**Records**
⁂
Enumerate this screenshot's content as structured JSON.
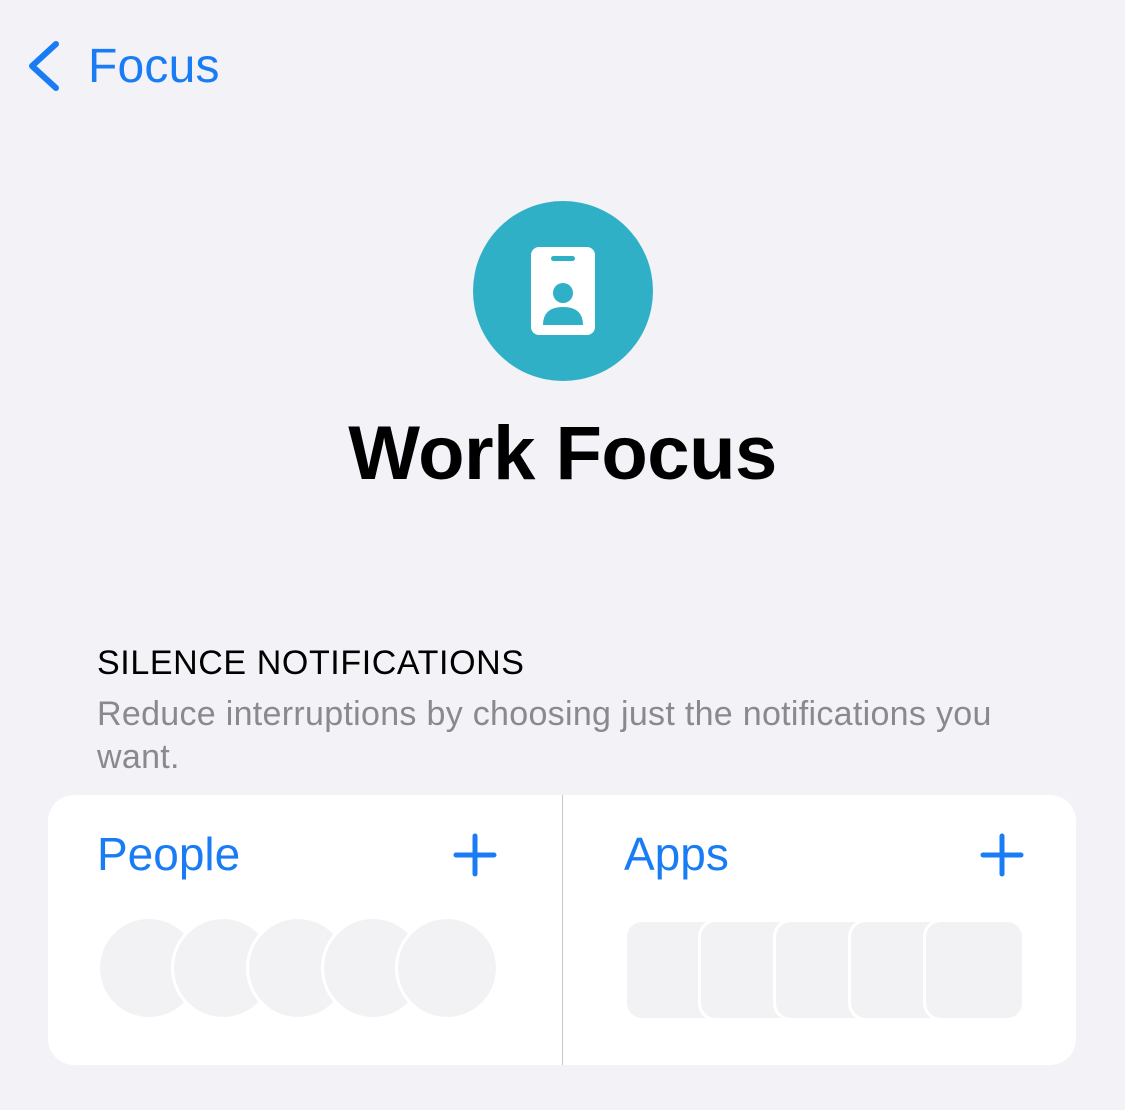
{
  "nav": {
    "back_label": "Focus",
    "back_icon": "chevron-left-icon",
    "tint_color": "#1a7cf5"
  },
  "focus": {
    "icon": "id-badge-icon",
    "icon_color": "#30b0c7",
    "title": "Work Focus"
  },
  "silence_notifications": {
    "header": "SILENCE NOTIFICATIONS",
    "description": "Reduce interruptions by choosing just the notifications you want.",
    "people": {
      "label": "People",
      "add_icon": "plus-icon",
      "placeholder_count": 5
    },
    "apps": {
      "label": "Apps",
      "add_icon": "plus-icon",
      "placeholder_count": 5
    }
  }
}
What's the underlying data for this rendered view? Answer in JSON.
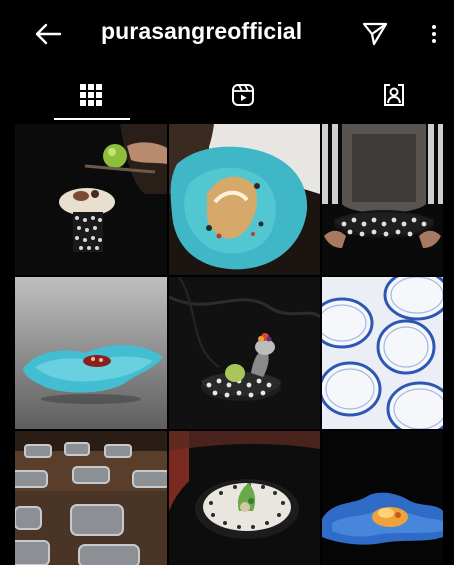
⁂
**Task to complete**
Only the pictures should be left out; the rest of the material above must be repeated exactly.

**Your solution**
Enumerate this screenshot's content as structured JSON.
{
  "nav": {
    "back_label": "Focus",
    "back_icon": "chevron-left-icon",
    "tint_color": "#1a7cf5"
  },
  "focus": {
    "icon": "id-badge-icon",
    "icon_color": "#30b0c7",
    "title": "Work Focus"
  },
  "silence_notifications": {
    "header": "SILENCE NOTIFICATIONS",
    "description": "Reduce interruptions by choosing just the notifications you want.",
    "people": {
      "label": "People",
      "add_icon": "plus-icon",
      "placeholder_count": 5
    },
    "apps": {
      "label": "Apps",
      "add_icon": "plus-icon",
      "placeholder_count": 5
    }
  }
}
What's the underlying data for this rendered view? Answer in JSON.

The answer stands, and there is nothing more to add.